Architecture: India. Ruins of Stupa, Parihaspura, Kashmir. Photographer: Basham, Arthur Llewellyn
Key personnel: Chaitanya Sambrani (Chief Investigator); Alex Burchmore (Research Assistant), with colleagues from ANU, National Gallery of Australia, National University of Singapore and Ashmolean Museum, Oxford University.
Funding: ANU Library $20,000 (digitisation); Asia-Pacific Innovations Program: $9,300; Global Research Partnerships Scheme: $29,000.

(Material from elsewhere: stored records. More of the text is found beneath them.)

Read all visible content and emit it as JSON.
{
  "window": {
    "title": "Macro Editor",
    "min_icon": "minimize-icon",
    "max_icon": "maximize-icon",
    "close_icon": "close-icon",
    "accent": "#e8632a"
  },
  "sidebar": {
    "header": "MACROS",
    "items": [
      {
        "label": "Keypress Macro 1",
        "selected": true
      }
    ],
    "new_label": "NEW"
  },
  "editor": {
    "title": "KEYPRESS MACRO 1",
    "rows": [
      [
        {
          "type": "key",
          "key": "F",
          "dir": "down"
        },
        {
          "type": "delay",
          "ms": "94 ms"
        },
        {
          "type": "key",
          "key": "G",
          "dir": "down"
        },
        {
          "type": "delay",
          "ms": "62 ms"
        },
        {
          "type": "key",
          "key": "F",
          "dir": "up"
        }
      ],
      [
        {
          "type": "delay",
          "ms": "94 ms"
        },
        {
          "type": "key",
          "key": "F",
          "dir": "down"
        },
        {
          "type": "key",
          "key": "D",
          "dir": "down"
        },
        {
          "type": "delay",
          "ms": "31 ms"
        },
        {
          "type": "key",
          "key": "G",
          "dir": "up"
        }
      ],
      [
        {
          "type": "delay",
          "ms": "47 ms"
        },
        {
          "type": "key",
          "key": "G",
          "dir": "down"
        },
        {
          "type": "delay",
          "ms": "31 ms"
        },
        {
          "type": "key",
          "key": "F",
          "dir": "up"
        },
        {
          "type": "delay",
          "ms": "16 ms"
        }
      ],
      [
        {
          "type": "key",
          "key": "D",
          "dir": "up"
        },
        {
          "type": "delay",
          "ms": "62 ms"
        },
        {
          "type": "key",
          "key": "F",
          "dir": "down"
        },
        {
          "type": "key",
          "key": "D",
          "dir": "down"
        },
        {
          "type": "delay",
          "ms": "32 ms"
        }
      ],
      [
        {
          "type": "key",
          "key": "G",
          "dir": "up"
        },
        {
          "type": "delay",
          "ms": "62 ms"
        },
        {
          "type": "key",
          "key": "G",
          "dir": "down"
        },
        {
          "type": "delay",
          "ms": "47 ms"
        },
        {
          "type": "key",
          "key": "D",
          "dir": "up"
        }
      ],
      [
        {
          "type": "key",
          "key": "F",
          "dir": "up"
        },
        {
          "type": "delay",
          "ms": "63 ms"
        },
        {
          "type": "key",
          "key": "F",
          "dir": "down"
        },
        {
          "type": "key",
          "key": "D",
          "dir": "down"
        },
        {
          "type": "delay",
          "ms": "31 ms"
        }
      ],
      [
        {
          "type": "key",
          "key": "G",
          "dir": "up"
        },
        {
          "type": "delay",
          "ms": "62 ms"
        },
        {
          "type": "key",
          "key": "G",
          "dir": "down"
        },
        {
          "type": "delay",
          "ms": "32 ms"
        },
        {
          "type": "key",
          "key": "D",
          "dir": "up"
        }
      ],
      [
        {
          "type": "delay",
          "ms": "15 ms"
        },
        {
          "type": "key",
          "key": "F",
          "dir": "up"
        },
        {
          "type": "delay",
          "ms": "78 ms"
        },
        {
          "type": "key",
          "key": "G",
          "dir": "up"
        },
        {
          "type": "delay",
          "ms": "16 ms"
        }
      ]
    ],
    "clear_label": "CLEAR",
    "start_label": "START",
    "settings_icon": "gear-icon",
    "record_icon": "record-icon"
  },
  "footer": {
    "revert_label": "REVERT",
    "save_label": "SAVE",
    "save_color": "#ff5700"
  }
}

This project deals with the archive of images put together by the late Professor A. L. Basham (1914-1986) during his tenure as Foundation Professor and Head of the Department of Oriental (later Asian) Civilizations at ANU (1965-1979). He helped set up the Faculty of Oriental (later Asian) Studies at ANU and played a pioneering role in teaching and research in this area in Australia and internationally. His book The Wonder that Was India (1954) became a signal study in the field. Basham undertook extensive fieldwork in South Asia and studied several classical Indian languages. He had a deep interest in art and visual culture as an essential aspect of historical study, and was a keen photographer. His work parallels major scholarly investments being made simultaneously by other scholars, including his Oxford contemporaries William Cohn (1880-1961), Douglas Barrett (1917-1992) and J.C. Harle (1920-2004), whose archives are held in the Ashmolean. The project also considers the role of Michael Sullivan (1916-2013) who worked in the then University of Malaya before moving to London and Oxford. The project revisits Basham’s visual archive alongside those of his colleagues, analysing them as key ingredients in the historiographical construction of ‘classical’ civilizations in Asia.